What the exercise asks -
Reproduce all records below exactly.

-*-

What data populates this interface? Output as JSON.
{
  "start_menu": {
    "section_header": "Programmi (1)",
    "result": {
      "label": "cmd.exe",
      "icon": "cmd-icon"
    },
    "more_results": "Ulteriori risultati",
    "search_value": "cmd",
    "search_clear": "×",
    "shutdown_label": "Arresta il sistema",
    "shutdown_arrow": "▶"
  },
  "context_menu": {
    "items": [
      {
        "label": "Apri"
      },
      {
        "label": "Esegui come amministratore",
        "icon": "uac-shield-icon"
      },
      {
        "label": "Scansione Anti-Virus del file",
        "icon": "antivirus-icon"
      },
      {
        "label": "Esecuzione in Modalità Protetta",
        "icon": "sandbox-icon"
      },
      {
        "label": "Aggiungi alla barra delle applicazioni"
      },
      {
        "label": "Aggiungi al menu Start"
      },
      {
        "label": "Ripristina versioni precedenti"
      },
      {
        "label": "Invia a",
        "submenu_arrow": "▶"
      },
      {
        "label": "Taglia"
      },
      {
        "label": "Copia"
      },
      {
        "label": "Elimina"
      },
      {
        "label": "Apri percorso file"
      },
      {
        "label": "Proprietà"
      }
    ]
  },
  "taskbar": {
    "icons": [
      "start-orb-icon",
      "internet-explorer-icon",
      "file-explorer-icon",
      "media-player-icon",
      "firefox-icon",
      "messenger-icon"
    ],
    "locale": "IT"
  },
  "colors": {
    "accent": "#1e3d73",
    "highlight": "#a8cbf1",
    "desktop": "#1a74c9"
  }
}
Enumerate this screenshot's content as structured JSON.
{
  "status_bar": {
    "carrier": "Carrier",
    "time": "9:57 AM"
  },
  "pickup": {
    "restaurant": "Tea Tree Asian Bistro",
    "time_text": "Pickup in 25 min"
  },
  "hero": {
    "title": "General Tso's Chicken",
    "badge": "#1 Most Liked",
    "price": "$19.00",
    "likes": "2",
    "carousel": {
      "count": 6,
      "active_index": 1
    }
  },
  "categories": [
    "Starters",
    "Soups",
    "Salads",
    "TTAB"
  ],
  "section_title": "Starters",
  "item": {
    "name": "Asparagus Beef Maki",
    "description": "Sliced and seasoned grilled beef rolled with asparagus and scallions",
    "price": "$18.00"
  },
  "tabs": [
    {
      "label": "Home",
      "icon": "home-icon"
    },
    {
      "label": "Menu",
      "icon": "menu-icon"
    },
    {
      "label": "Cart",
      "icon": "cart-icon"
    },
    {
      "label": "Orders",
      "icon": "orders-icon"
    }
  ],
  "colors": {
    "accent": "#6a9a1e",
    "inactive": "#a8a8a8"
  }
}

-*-

Answer to the exercise -
What data populates this interface? Output as JSON.
{
  "start_menu": {
    "section_header": "Programmi (1)",
    "result": {
      "label": "cmd.exe",
      "icon": "cmd-icon"
    },
    "more_results": "Ulteriori risultati",
    "search_value": "cmd",
    "search_clear": "×",
    "shutdown_label": "Arresta il sistema",
    "shutdown_arrow": "▶"
  },
  "context_menu": {
    "items": [
      {
        "label": "Apri"
      },
      {
        "label": "Esegui come amministratore",
        "icon": "uac-shield-icon"
      },
      {
        "label": "Scansione Anti-Virus del file",
        "icon": "antivirus-icon"
      },
      {
        "label": "Esecuzione in Modalità Protetta",
        "icon": "sandbox-icon"
      },
      {
        "label": "Aggiungi alla barra delle applicazioni"
      },
      {
        "label": "Aggiungi al menu Start"
      },
      {
        "label": "Ripristina versioni precedenti"
      },
      {
        "label": "Invia a",
        "submenu_arrow": "▶"
      },
      {
        "label": "Taglia"
      },
      {
        "label": "Copia"
      },
      {
        "label": "Elimina"
      },
      {
        "label": "Apri percorso file"
      },
      {
        "label": "Proprietà"
      }
    ]
  },
  "taskbar": {
    "icons": [
      "start-orb-icon",
      "internet-explorer-icon",
      "file-explorer-icon",
      "media-player-icon",
      "firefox-icon",
      "messenger-icon"
    ],
    "locale": "IT"
  },
  "colors": {
    "accent": "#1e3d73",
    "highlight": "#a8cbf1",
    "desktop": "#1a74c9"
  }
}
Enumerate this screenshot's content as structured JSON.
{
  "status_bar": {
    "carrier": "Carrier",
    "time": "9:57 AM"
  },
  "pickup": {
    "restaurant": "Tea Tree Asian Bistro",
    "time_text": "Pickup in 25 min"
  },
  "hero": {
    "title": "General Tso's Chicken",
    "badge": "#1 Most Liked",
    "price": "$19.00",
    "likes": "2",
    "carousel": {
      "count": 6,
      "active_index": 1
    }
  },
  "categories": [
    "Starters",
    "Soups",
    "Salads",
    "TTAB"
  ],
  "section_title": "Starters",
  "item": {
    "name": "Asparagus Beef Maki",
    "description": "Sliced and seasoned grilled beef rolled with asparagus and scallions",
    "price": "$18.00"
  },
  "tabs": [
    {
      "label": "Home",
      "icon": "home-icon"
    },
    {
      "label": "Menu",
      "icon": "menu-icon"
    },
    {
      "label": "Cart",
      "icon": "cart-icon"
    },
    {
      "label": "Orders",
      "icon": "orders-icon"
    }
  ],
  "colors": {
    "accent": "#6a9a1e",
    "inactive": "#a8a8a8"
  }
}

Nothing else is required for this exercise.